• [YOUR TASK]:
Beginning with the line that holds "Parse this screenshot: output", set down each line of the data below through the very last, exactly as given, and nothing beyond that.

• [RECORDS FOR THE TASK]:

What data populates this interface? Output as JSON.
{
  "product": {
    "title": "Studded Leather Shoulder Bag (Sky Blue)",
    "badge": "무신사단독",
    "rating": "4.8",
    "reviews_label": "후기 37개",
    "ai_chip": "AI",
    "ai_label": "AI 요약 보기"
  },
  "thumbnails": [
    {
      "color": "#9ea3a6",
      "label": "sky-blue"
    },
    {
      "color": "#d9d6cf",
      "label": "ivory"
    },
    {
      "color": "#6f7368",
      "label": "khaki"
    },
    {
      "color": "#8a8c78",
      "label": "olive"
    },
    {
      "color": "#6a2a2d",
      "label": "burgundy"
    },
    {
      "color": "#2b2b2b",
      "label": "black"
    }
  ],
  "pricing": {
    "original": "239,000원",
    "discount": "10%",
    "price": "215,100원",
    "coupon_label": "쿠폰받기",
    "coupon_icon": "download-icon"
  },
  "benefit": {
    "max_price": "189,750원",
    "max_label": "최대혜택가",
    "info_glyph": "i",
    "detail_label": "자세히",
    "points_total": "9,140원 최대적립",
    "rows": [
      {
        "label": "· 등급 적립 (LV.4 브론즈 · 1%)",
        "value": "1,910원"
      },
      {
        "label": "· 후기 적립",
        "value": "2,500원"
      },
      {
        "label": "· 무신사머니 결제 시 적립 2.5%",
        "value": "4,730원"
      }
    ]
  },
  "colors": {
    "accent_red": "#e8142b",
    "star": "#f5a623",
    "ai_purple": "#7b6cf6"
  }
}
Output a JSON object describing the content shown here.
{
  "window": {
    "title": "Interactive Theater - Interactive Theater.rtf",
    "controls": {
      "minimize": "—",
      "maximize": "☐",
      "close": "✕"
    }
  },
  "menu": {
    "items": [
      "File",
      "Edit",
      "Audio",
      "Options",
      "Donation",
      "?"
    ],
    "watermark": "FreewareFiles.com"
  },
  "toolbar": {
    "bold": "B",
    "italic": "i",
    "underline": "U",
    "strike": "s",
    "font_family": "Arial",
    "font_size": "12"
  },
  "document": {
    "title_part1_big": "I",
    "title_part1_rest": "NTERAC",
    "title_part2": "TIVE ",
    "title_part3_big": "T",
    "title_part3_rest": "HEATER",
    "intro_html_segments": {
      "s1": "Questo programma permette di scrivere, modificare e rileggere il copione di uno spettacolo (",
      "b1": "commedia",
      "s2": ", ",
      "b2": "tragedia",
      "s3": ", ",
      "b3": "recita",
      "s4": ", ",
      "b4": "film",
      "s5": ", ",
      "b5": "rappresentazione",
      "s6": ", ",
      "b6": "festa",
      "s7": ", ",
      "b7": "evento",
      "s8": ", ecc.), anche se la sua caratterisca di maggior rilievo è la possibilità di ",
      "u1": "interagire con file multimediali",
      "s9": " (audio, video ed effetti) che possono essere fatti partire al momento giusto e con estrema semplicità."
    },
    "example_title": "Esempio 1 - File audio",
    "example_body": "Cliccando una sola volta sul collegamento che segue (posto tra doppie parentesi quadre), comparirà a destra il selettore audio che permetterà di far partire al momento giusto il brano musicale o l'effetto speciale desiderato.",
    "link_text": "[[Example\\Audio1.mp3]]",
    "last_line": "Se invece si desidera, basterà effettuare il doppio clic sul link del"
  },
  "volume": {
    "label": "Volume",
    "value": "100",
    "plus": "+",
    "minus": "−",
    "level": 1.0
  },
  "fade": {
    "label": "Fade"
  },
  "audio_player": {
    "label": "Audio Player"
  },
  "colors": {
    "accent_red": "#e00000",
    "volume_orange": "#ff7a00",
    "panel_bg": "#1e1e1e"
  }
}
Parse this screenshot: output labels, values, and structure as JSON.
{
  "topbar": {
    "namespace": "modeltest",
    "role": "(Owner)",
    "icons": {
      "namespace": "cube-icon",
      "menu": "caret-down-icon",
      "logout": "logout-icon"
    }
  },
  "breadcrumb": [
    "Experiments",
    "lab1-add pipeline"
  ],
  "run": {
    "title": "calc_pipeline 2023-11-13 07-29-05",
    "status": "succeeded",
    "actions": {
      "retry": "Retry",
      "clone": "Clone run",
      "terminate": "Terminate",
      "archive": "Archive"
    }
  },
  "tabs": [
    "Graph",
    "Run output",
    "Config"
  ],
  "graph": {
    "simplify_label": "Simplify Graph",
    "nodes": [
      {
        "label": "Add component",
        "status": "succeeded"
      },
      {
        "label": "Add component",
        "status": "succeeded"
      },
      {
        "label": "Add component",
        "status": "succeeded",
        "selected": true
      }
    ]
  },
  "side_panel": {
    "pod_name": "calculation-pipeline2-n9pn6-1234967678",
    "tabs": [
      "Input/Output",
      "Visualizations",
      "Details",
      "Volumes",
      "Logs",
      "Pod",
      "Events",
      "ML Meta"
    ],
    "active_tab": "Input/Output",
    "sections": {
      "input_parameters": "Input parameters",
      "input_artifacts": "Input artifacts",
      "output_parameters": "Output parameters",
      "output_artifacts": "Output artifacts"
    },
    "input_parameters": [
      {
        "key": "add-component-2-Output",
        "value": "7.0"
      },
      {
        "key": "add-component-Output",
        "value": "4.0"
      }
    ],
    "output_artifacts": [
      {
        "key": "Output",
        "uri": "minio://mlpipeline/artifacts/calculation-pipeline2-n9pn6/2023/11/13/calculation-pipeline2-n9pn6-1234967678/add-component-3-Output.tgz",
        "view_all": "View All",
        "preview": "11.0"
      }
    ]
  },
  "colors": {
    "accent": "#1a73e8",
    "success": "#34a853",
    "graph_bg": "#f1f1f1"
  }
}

• [FINISHED EXERCISE]:
Parse this screenshot: output labels, values, and structure as JSON.
{
  "topbar": {
    "namespace": "modeltest",
    "role": "(Owner)",
    "icons": {
      "namespace": "cube-icon",
      "menu": "caret-down-icon",
      "logout": "logout-icon"
    }
  },
  "breadcrumb": [
    "Experiments",
    "lab1-add pipeline"
  ],
  "run": {
    "title": "calc_pipeline 2023-11-13 07-29-05",
    "status": "succeeded",
    "actions": {
      "retry": "Retry",
      "clone": "Clone run",
      "terminate": "Terminate",
      "archive": "Archive"
    }
  },
  "tabs": [
    "Graph",
    "Run output",
    "Config"
  ],
  "graph": {
    "simplify_label": "Simplify Graph",
    "nodes": [
      {
        "label": "Add component",
        "status": "succeeded"
      },
      {
        "label": "Add component",
        "status": "succeeded"
      },
      {
        "label": "Add component",
        "status": "succeeded",
        "selected": true
      }
    ]
  },
  "side_panel": {
    "pod_name": "calculation-pipeline2-n9pn6-1234967678",
    "tabs": [
      "Input/Output",
      "Visualizations",
      "Details",
      "Volumes",
      "Logs",
      "Pod",
      "Events",
      "ML Meta"
    ],
    "active_tab": "Input/Output",
    "sections": {
      "input_parameters": "Input parameters",
      "input_artifacts": "Input artifacts",
      "output_parameters": "Output parameters",
      "output_artifacts": "Output artifacts"
    },
    "input_parameters": [
      {
        "key": "add-component-2-Output",
        "value": "7.0"
      },
      {
        "key": "add-component-Output",
        "value": "4.0"
      }
    ],
    "output_artifacts": [
      {
        "key": "Output",
        "uri": "minio://mlpipeline/artifacts/calculation-pipeline2-n9pn6/2023/11/13/calculation-pipeline2-n9pn6-1234967678/add-component-3-Output.tgz",
        "view_all": "View All",
        "preview": "11.0"
      }
    ]
  },
  "colors": {
    "accent": "#1a73e8",
    "success": "#34a853",
    "graph_bg": "#f1f1f1"
  }
}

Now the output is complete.